Their improvement was "statistically significant" in both subjects, said the Education Trust's Jerald. Especially in reading, the change in the pace of their growth was "huge,'' he said.
In addition, the analysis indicated gains didn't slacken among kids in receiving schools after the transfer kids joined them, said Dan Bugler, Chicago Accountability chief. Kids in sending schools also made significant growth after transfer students left, although the transfer kids gained even more, Bugler said.
But John Easton, co-director of the University of Chicago's Consortium on Chicago School Research, raised technical questions about the results, saying transfer gains could be "spurious.''
"You don't know why their gains went up. Did they go up just because they had a bad year the year before, or did they go up because they went to a better school and had a better teacher? You don't have the evidence to say that,'' Easton said. "You need a comparison group.''

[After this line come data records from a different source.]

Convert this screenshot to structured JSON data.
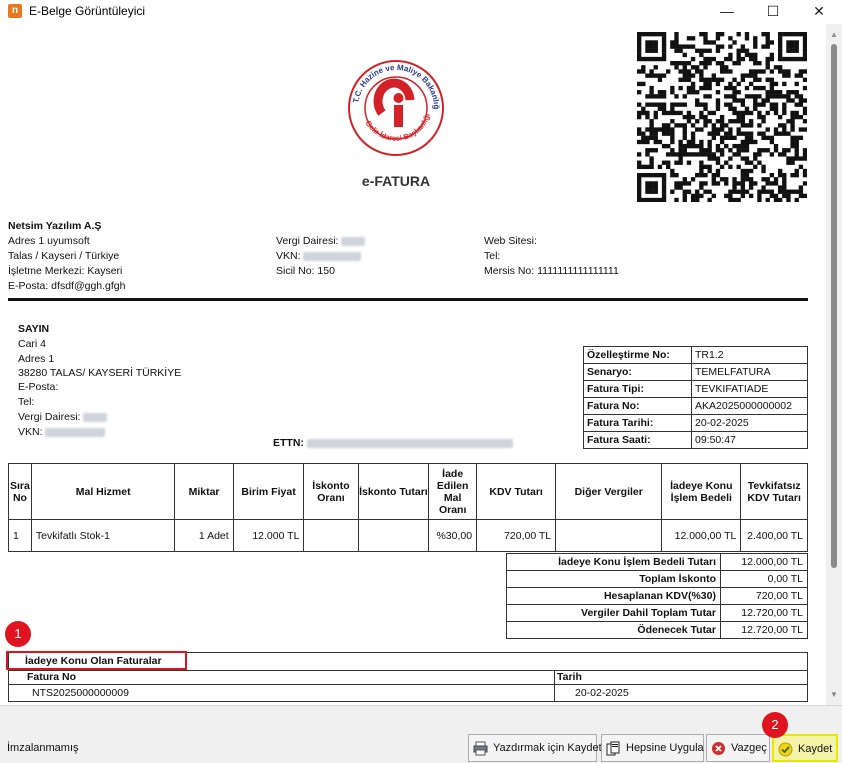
{
  "window": {
    "title": "E-Belge Görüntüleyici",
    "app_icon_letter": "n",
    "minimize": "—",
    "maximize": "☐",
    "close": "✕"
  },
  "document": {
    "doc_type": "e-FATURA",
    "logo_ring_text": "T.C. Hazine ve Maliye Bakanlığı · Gelir İdaresi Başkanlığı",
    "logo_mark": "Gi",
    "seller": {
      "name": "Netsim Yazılım A.Ş",
      "address1": "Adres 1 uyumsoft",
      "address2": " Talas / Kayseri / Türkiye",
      "office": "İşletme Merkezi: Kayseri",
      "email": "E-Posta:  dfsdf@ggh.gfgh",
      "tax_office_label": "Vergi Dairesi: ",
      "vkn_label": "VKN: ",
      "sicil": "Sicil No: 150",
      "web_label": "Web Sitesi:",
      "tel_label": "Tel:",
      "mersis": "Mersis No: 1111111111111111"
    },
    "buyer": {
      "sayin": "SAYIN",
      "name": "Cari 4",
      "address1": "Adres 1",
      "address2": "38280 TALAS/ KAYSERİ TÜRKİYE",
      "email_label": "E-Posta:",
      "tel_label": "Tel:",
      "tax_office_label": "Vergi Dairesi: ",
      "vkn_label": "VKN: "
    },
    "ettn_label": "ETTN:",
    "info_table": [
      {
        "key": "Özelleştirme No:",
        "value": "TR1.2"
      },
      {
        "key": "Senaryo:",
        "value": "TEMELFATURA"
      },
      {
        "key": "Fatura Tipi:",
        "value": "TEVKIFATIADE"
      },
      {
        "key": "Fatura No:",
        "value": "AKA2025000000002"
      },
      {
        "key": "Fatura Tarihi:",
        "value": "20-02-2025"
      },
      {
        "key": "Fatura Saati:",
        "value": "09:50:47"
      }
    ],
    "items_table": {
      "headers": [
        "Sıra No",
        "Mal Hizmet",
        "Miktar",
        "Birim Fiyat",
        "İskonto Oranı",
        "İskonto Tutarı",
        "İade Edilen Mal Oranı",
        "KDV Tutarı",
        "Diğer Vergiler",
        "İadeye Konu İşlem Bedeli",
        "Tevkifatsız KDV Tutarı"
      ],
      "rows": [
        [
          "1",
          "Tevkifatlı Stok-1",
          "1 Adet",
          "12.000 TL",
          "",
          "",
          "%30,00",
          "720,00 TL",
          "",
          "12.000,00 TL",
          "2.400,00 TL"
        ]
      ]
    },
    "totals": [
      {
        "key": "İadeye Konu İşlem Bedeli Tutarı",
        "value": "12.000,00 TL"
      },
      {
        "key": "Toplam İskonto",
        "value": "0,00 TL"
      },
      {
        "key": "Hesaplanan KDV(%30)",
        "value": "720,00 TL"
      },
      {
        "key": "Vergiler Dahil Toplam Tutar",
        "value": "12.720,00 TL"
      },
      {
        "key": "Ödenecek Tutar",
        "value": "12.720,00 TL"
      }
    ],
    "related_invoices": {
      "title": "İadeye Konu Olan Faturalar",
      "col_invoice_no": "Fatura No",
      "col_date": "Tarih",
      "rows": [
        {
          "invoice_no": "NTS2025000000009",
          "date": "20-02-2025"
        }
      ]
    }
  },
  "annotations": {
    "badge1": "1",
    "badge2": "2",
    "highlight_color": "#e0141e"
  },
  "bottom_bar": {
    "status": "İmzalanmamış",
    "buttons": [
      {
        "label": "Yazdırmak için Kaydet",
        "icon": "printer-icon"
      },
      {
        "label": "Hepsine Uygula",
        "icon": "documents-icon"
      },
      {
        "label": "Vazgeç",
        "icon": "cancel-icon"
      },
      {
        "label": "Kaydet",
        "icon": "check-icon"
      }
    ]
  }
}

Another year of pre- and post-transfer data also would be more definitive, he said.
Some might say it's obvious that kids who go to better schools would make better progress. Several parents of transfer kids said they know in their gut their children are now in better schools.
Parents who landed in three of dozens of receiving schools -- Dixon, Galileo Scholastic Academy and Healy Elementary -- noticed the difference right away: Teachers sent home more challenging homework, communicated with them regularly through assignment notebooks, called them immediately with good news or bad.
In other words, teachers nipped problems in the bud. Suddenly, there was no mouthing off. Calls or notes came home the minute homework was missing.
Quiana Wilcoxon, 11, said she visited three possible new schools and picked Healy during its open house for potential transfer kids.
"I could just tell, from the assistant principal talking about the school, that I wanted to go there,'' said Quiana, whose Healy test scores last year showed strong math gains. "She said if somebody did something wrong, they would be sent to the principal's office immediately -- five seconds later.''
Transfer student Rodney Gandy, now a fourth-grader at Galileo, said his new teacher called home immediately when he repeatedly drummed on his desk during class. At Galileo, Rodney said, teachers "will be right on your behind if you get into trouble. They will be right on you -- like that.'' And, he said, "That's good.''
At her old school, Quiana said, the teacher sat behind a desk and listened to music during after-school classes while kids worked. At Healy, the teacher moves around the room and helps kids after school. For regular class, instead of doing one project a year, Quiana now does at least four.
Of the chosen few, nearly 300 returned to their original schools. Some may have felt more comfortable around their old peers, principals said. Other families just couldn't adjust. Dixon Principal Joan Dameron Crisler said her five transfer students have stayed with her, although some initially bristled at the "culture shock'' of high expectations.
But, "When you expect nothing, you get nothing,'' Crisler said.
DePaul University education professor Barbara Radner, an outspoken critic of the federal law, wondered if the transfer gains were triggered by nothing more than the so-called Hawthorne effect first observed in the late 1920s in Cicero. There, assembly line workers became more productive every time a researcher tinkered with work conditions.
The researcher finally concluded productivity improved merely because each change made workers "feel special,'' Radner said. And now, "These kids feel special.''
In addition, Radner said, transfer kids came from homes where parents cared enough about education to take on stiff odds, tackle confusing paperwork, and swallow any culture shock -- another way transfer kids were sifted from the chaff.
Even so, Radner said, it still looks like "Something's happening here.''
INDEX OF NCLB OUTRAGES